BSHS Alumni Profile: Katie Nelson

Authored By: wells438 12/16/2022

Katie Nelson '15 didn't plan to attend The University of MinnesotaPortrait of Katie Nelson Rochester, 

but after a bumpy freshman year at a different university, she returned home to Rochester to be closer to her support system. She knew she wanted to work in health care, so attending UMR was not only convenient, but because of the courses offered at UMR, it also made sense.

She kept her career options open; however, the decision became clear when, in her junior year, she became the primary caregiver for her grandmother and grandfather. Katie spent a lot of time by her grandma’s bedside in the intensive care unit, and witnessing the nurses care so skillfully for her favorite person reinforced that nursing was the right route to take.

“My grandmother was a nurse,” Katie says, “but she never pressured me into following in her footsteps. When I saw her nurses taking such good care of her, I knew it was the right path for me.”

In one of the last conversations Katie had with her grandmother, Katie shared that she had decided to pursue a career in nursing. Her grandmother told her that she’d always known Katie would end up becoming a nurse, but that she’d wanted Katie to figure things out for herself.

Coming into UMR as a transfer student, Katie didn’t know what to expect, but, unfortunately, the transfer didn’t go smoothly. Katie credits former Student Success Coach Perry Telander, MS as the pivotal person championing her towards graduation.

“When things started falling apart, when my grandparents got sick, I wasn’t sure if I would be able to stay on track and graduate,” Katie says. “Perry helped me figure out a plan, and he saw me through to the finish line.”

Not surprisingly, Katie now encourages transfer students to seek out the mentorship of a trusted UMR faculty or staff member – early and often.

“Find your support person, whether they are faculty or staff, as you’re trying to get your feet under you and navigate a new school,” Katie says.

Katie is now a nurse at Johns Hopkins Health System and a PhD Candidate at the Johns Hopkins School of Nursing in Baltimore, Maryland. While she had stepped away from the bedside for a bit to focus on her studies, Katie returned to work when the COVID-19 pandemic hit; she understood there was a great need for experienced nurses, so she stepped up to help. In order to keep somewhat of a work-life balance, Katie works in the float pool, picking up shifts in various areas as her schedule allows.

Katie’s dissertation research is based in Fort Belknap, Montana, where she works collaboratively with the A’aniiih (Gros Ventre) and Nakoda (Assiniboine) Peoples.
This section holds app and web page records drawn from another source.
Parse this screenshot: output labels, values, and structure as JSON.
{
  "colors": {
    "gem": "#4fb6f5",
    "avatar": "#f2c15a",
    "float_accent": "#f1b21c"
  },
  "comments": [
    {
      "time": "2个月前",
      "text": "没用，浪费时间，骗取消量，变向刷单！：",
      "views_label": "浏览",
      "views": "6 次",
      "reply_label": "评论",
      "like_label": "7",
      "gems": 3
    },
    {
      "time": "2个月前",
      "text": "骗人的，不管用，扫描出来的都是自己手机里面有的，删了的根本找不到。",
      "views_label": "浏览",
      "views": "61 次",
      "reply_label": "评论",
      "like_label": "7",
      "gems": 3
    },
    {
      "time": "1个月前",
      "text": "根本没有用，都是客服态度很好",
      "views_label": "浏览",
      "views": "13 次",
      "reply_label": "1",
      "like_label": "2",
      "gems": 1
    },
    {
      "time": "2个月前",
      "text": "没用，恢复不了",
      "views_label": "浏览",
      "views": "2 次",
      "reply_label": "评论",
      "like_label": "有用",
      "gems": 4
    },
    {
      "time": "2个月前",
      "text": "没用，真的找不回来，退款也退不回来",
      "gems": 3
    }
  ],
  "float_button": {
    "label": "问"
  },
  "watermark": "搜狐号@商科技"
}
Located approximately 40 miles south of the Canadian border, the Fort Belknap Indian Community relies heavily on their one Indian Health Service unit and tribal public health nurses to provide comprehensive health care to a population of over 8,000 people.

“We are conducting a community-wide needs assessment to determine what types of barriers family caregivers face in Fort Belknap when caring for a loved one with a serious, life-limiting illness,” says Katie. “We’re also asking them what additional types of support they could benefit from, so that the public health nurses can tailor the services and education they provide to ideally help keep people at home on the reservation at the end of life.”

In the course of developing her relationships with the public health nurses, Katie learned how distressed they feel when doing home visits for people with serious illnesses.

“I saw the same thing mirrored during my time working as a nurse at Mayo Clinic in Rochester,” Katie says. “We had Native Americans come from tribes all over the Midwest region. They had poor pain management, and often, [even while] imminently dying, they would travel off their land for help at Mayo Clinic. However, working in a Western-oriented setting, our protocols and procedures clashed with what they needed to support their traditional, Indigenous ways of life.”

Practices like smudging – the sacred smoke created from burning medicinal or sacred plants and washing it over bodies – was not allowed (at the time) because of building codes or a lack of ventilation in buildings.

“These were some of the most distressing experiences of their lives,” says Katie, “and not being able to participate in their traditional, cultural rituals perpetuated this complicated grief and trauma that is so prevalent among many Native American communities.”

Katie hopes her dissertation work will help develop infrastructure across Indian Country so that people can be on their land, surrounded by loved ones, when their time comes to cross over. “We know that most people want to die at home, and that is no different in Indian Country. They should not have to travel hundreds of miles for care, which is often stressful, traumatic and generally chaotic for family and loved ones.”

She plans to complete her final dissertation defense in March 2023.

Katie didn’t always want to work in the health care field. In fact, she wanted to be a mail carrier when she was growing up. However, she is glad that UMR was part of the journey that has led to her current work.

“Being a nurse is absolutely bonkers – no one day is ever the same, which I love. It’s been hard as the field has become more political in recent years due to the COVID-19 pandemic. However, working in this field, and with folks experiencing serious illness, has opened my eyes to many things, one of them being how finite our time on earth is,” says Katie, “and I try to live each day with that mentality in mind.”

Read more stories from the Fall 2022 Alumni Magazine: The Kettle.